SAG-NIONIOGO CAMP, BURKINA FASO— As hundreds of thousands of displaced Malians begin returning to their homes in the north, post-conflict ethnic reconciliation remains a key challenge for officials in Bamako.
But at the Sag-Nioniogo refugee camp in central Burkina Faso, where an ethnic patchwork of uprooted northern Malians have found ways to get past the tensions and live in harmony, divisions over the question of an independent northern Mali persist.
The Tuareg rebellion that began in January 2012 was fueled by strong ethnic and communal undercurrents. After it was hijacked by jihadists drawing from regional Arab and Tuareg communities, as well as members of Peul and Songhoy ethnic groups, hundreds of thousands of civilians from all these communities were forced to flee the violence and rising communal tensions.
When 25-year-old Mohammed arrived at Sag-Nioniogo in September 2012, he was expecting to be among fellow Tuaregs.
“When I first saw that Songhoy were living in the refugee camp as well, I remembered all the difficult times in Mali," he says, explaining that he thought the recurring conflicts and bad history between the groups would make it impossible to live side-by-side.
Amid name-calling, accusations and displays of petty grievance — Tuaregs refusing to buy items such as bread from Songhoy sellers and vice versa — each ethnic groups, says Mohammed, set up shelters in different parts of the camp.
For aid agencies that support and research refugee camps, it was nothing new. Last month, for example, Britain-based Oxfam reported that six out of 10 people surveyed in Burkina Faso's two largest Malian refugee camps said they “have a problem with an entire ethnic group.”
But for Mohammed, things at the much smaller Sag-Nioniogo seemed to change subtly. While at first he did not associate with the Songhoy, he says, he began making Songhoy friends in the food distribution areas, slowly realizing how the different groups face the same problems.
Other Sag-Nioniogo residents agree that tensions began to ease. Beder Mohammed, one of the camp's few Arabs inhabitants, says he has even become hopeful about prospects for broader northern reconciliation.
"The groups each came for different reasons, with different problems, but in the camp the only choice was to get along and help one another, while also praying for peace," he said.

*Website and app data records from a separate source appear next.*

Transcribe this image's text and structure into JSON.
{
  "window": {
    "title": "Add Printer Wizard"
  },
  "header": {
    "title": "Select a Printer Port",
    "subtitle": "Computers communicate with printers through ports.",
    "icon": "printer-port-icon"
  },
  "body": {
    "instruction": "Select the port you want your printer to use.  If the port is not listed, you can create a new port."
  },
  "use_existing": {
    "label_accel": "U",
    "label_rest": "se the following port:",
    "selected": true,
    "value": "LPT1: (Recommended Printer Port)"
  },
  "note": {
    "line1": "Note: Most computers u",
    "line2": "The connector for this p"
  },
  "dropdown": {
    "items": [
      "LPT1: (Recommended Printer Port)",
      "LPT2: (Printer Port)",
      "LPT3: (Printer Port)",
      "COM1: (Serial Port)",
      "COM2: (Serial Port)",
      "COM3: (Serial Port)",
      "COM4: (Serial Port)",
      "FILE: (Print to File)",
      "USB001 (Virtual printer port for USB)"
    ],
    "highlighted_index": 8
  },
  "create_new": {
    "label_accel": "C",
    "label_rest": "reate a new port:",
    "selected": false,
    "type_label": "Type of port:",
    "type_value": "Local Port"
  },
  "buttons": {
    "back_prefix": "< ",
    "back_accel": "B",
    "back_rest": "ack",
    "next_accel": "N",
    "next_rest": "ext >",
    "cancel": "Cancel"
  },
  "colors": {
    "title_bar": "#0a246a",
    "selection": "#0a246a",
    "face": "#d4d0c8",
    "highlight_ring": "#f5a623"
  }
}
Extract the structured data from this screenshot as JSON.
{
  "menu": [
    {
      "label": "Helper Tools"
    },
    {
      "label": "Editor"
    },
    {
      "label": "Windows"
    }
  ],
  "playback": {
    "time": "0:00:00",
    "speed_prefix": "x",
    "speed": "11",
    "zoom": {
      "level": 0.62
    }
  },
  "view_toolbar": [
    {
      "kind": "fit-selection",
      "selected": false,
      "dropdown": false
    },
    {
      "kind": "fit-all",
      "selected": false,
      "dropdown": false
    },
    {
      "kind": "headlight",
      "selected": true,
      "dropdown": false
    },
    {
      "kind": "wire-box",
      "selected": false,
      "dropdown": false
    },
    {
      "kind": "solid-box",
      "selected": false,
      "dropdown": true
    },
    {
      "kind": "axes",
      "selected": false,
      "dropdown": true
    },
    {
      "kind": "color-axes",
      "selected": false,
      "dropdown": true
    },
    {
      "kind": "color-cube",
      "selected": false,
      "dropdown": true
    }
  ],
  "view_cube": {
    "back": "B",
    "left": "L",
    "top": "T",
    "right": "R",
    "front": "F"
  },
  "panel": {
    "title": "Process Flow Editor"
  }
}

Although Malian government officials and MNLA Tuareg separatists are expected to initiate peace talks by the end of 2013, the 2012 crisis represents the fourth major Tuareg rebellion since Mali's 1960 claim of independence. The question of greater autonomy or independence for Mali's restive north remains a sensitive one, and many remain divided over exactly what long-term reconciliation would entail.
For refugee Bouj-kalin Ag Agrad, prospects for reconciliation remain dim. Talks, like fighting, he says, have only failed.
"You must divide the country to have peace, like how the problems were resolved in Sudan," he says.
While Tuaregs comprise an 80 percent majority of the Sag-Nioniogo population, they are a minority in Mali's underdeveloped north, where broad-based support for independence remains elusive. Many northerners continue to blame the Tuaregs for the ongoing instability, calling their latest rebellion the one that paved the way for foreign-led Islamists.
For refugee Mohammed Niane, although dialogue may quell tensions in the north, development is the key to stabilization.
"There is a big difference between the north and the south," he says. "The north needs investment in school, infrastructure, in everything. If there is no development of the north, there is no progress in solving the problem and so it will always come back."
Malian President Ibrahim Boubacar Keita has so far ruled out any division of the country, saying the solution is development through improved government decentralization.